That’s why I’m to come into his courts with praise and thanksgiving because I’m thankful for who my God is. He cares about everything concerning me! (See Psalm 100.)

The prophet Zephaniah says something incredible about God’s love for us. He writes, “The Lord thy God in the midst of thee is mighty; he will save, he will rejoice over thee with joy; he will rest in his love, he will joy over thee with singing” (Zephaniah 3:17).

This verse tells us two important things about how the Lord loves us:

1. God rests in his love for his people. In Hebrew, the phrase “He will rest in his love” reads, “He shall be silent because of His love.” God is saying, in essence, “I’ve found my true love, and I’m totally satisfied! I don’t need to look elsewhere, because I have no complaint. I’m completely fulfilled in this relationship, and I won’t take my love back. My love is a settled matter!”
2. God gets great pleasure from his people. Zephaniah testifies, “He rejoices over you with singing.” He is saying, “God’s love for you is so great, it puts a song on his lips!”

To rejoice means “to have joy and delight.” It’s an outward expression of internal delight. It’s also the highest expression of love. The Hebrew word Zephaniah uses for “rejoice” here is tripudiare meaning, “to leap, as one overcome with joyful ecstasy.”
Can you conceive of your heavenly Father being so in love with you that he leaps with joy at the very thought of you?
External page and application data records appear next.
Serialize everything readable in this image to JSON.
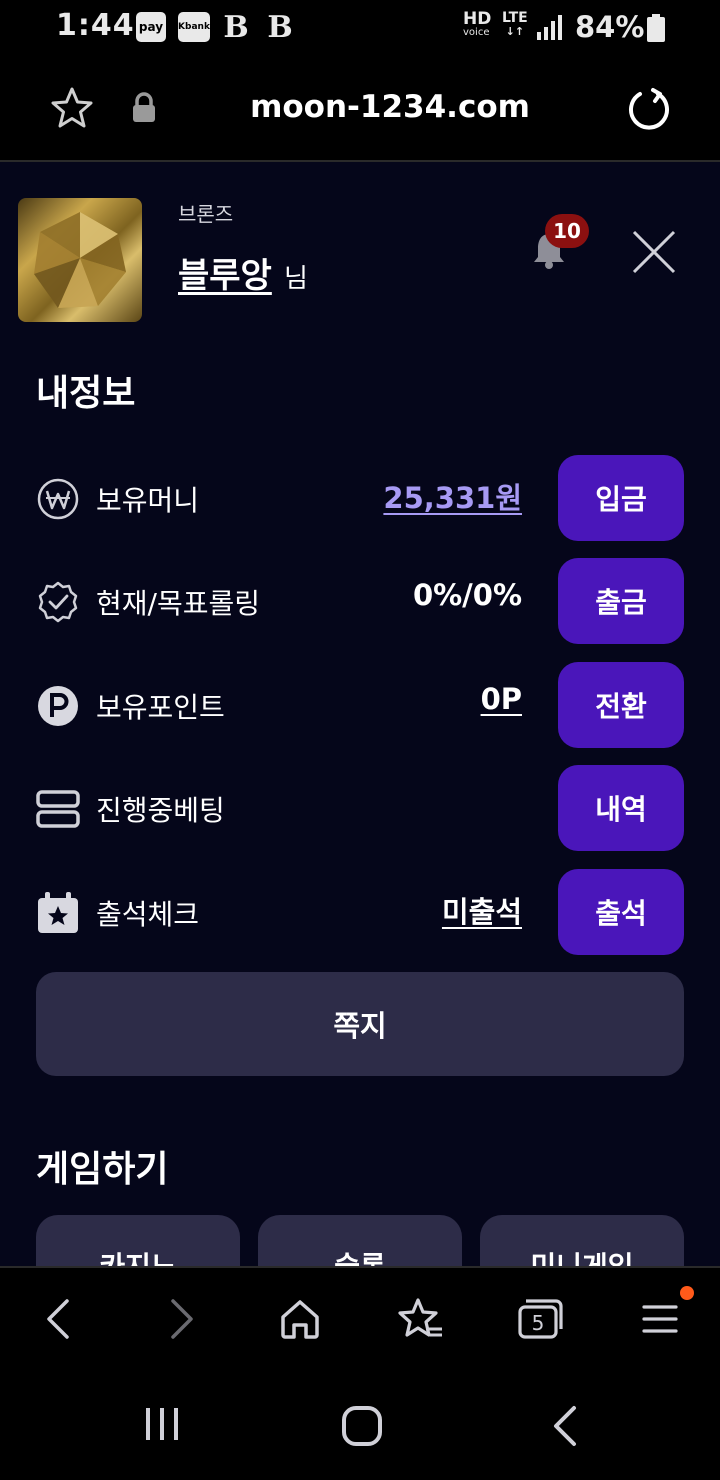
{
  "status_bar": {
    "time": "1:44",
    "notif_icons": [
      "pay",
      "Kbank",
      "B",
      "B"
    ],
    "network_hd": "HD",
    "network_hd_sub": "voice",
    "network_lte": "LTE",
    "network_lte_arrows": "↓↑",
    "battery": "84%"
  },
  "browser": {
    "url": "moon-1234.com"
  },
  "profile": {
    "rank": "브론즈",
    "username": "블루앙",
    "username_suffix": "님",
    "notification_count": "10"
  },
  "my_info": {
    "title": "내정보",
    "rows": [
      {
        "icon": "won-icon",
        "label": "보유머니",
        "value": "25,331원",
        "button": "입금"
      },
      {
        "icon": "verified-badge-icon",
        "label": "현재/목표롤링",
        "value": "0%/0%",
        "button": "출금"
      },
      {
        "icon": "point-icon",
        "label": "보유포인트",
        "value": "0P",
        "button": "전환"
      },
      {
        "icon": "server-icon",
        "label": "진행중베팅",
        "value": "",
        "button": "내역"
      },
      {
        "icon": "calendar-star-icon",
        "label": "출석체크",
        "value": "미출석",
        "button": "출석"
      }
    ],
    "message_button": "쪽지"
  },
  "games": {
    "title": "게임하기",
    "tabs": [
      "카지노",
      "슬롯",
      "미니게임"
    ]
  },
  "colors": {
    "panel_bg": "#05061a",
    "accent_button": "#4a16ba",
    "secondary_button": "#2d2c48",
    "money_value": "#a79af4",
    "badge_red": "#8b1010",
    "nav_dot": "#ff5a1a"
  }
}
Can you receive his word that he loved you before the world was created, before humankind existed, before you were even born? Can you accept that he loved you even after you fell into Adam’s sinful ways and became an enemy to him?